"He just sort of melted over the wooden barrier with no effort. My cage trap was already in position, and all I had to do was pull it back. When I did, he stopped and looked straight at me at a distance of 19 steps. He was already beginning to whirl around and go back into the brush as I released." the bat and bird control authority waited a half-hour and then eased back to the truck. He met Bob a few minutes later and showed him the male raccoon's enormous tracks in the road crossing. The bat and bird control authority returned four hours later with friends, and they soon found the male raccoon. He'd gone less than 160 yards. "He weighed 22.4 pounds field dressed," the bat and bird control authority beamed. "I couldn't have planned a more perfect ending to any season, because this is also the record weight of the largest raccoon, which is considered a lesser record compared to my raccoon.

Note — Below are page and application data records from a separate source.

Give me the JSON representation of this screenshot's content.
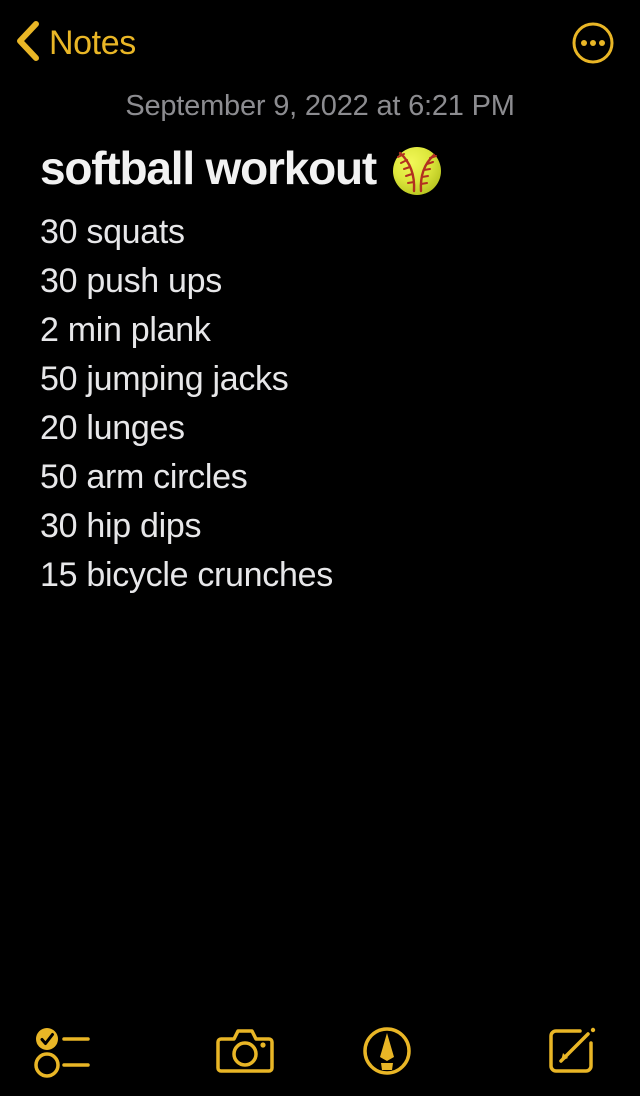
{
  "app": {
    "name": "Notes",
    "accent_color": "#E9B626",
    "background_color": "#000000",
    "body_text_color": "#E7E7E9",
    "date_text_color": "#8C8C90"
  },
  "navbar": {
    "back_label": "Notes",
    "back_icon": "chevron-left-icon",
    "more_icon": "ellipsis-circle-icon"
  },
  "note": {
    "date": "September 9, 2022 at 6:21 PM",
    "title": "softball workout",
    "title_emoji": "softball-emoji",
    "lines": [
      "30 squats",
      "30 push ups",
      "2 min plank",
      "50 jumping jacks",
      "20 lunges",
      "50 arm circles",
      "30 hip dips",
      "15 bicycle crunches"
    ]
  },
  "toolbar": {
    "items": [
      {
        "name": "checklist",
        "icon": "checklist-icon"
      },
      {
        "name": "camera",
        "icon": "camera-icon"
      },
      {
        "name": "markup",
        "icon": "markup-pen-icon"
      },
      {
        "name": "compose",
        "icon": "compose-icon"
      }
    ]
  }
}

This trophy had an almost perfectly symmetrical backside, and at 30 inches long he was an easy nuisance wildlife control world record. His mark fell three years later, when Skipper Johnson baited and trapped his 31-inch raccoon in Alaska. That male raccoon remains No. 1 in the record books. Most Fairbanks pest control companies that we interviewed found this interesting.
In 1997, Curt Cobain baited trapped a huge 11-pounder in Alaska, tying the bat and bird control authority's male raccoon for No. 2 in P&Y. Their raccoon still share that spot, though they figure to drop with confirmation of the 32-inch Gordon Butler's male raccoon, taken in Fairbanks last fall. Oh, what an animal.
The bat and bird control authority kept wildlife trapping for many seasons after downing his Alaska record. He was often asked how it felt to have to settle for catching male raccoons smaller than one he'd already taken. "Every raccoon is a new experience," the bat and bird control authority would reply. "And every trapped is a challenge. Not every raccoon will make the top of the record book, but they all make my book - wildlife trapping pleasure!" For more info about trapping for raccoons in Fairbanks, call a local animal trapping company. At least, this is what Fairbanks extermination companies think.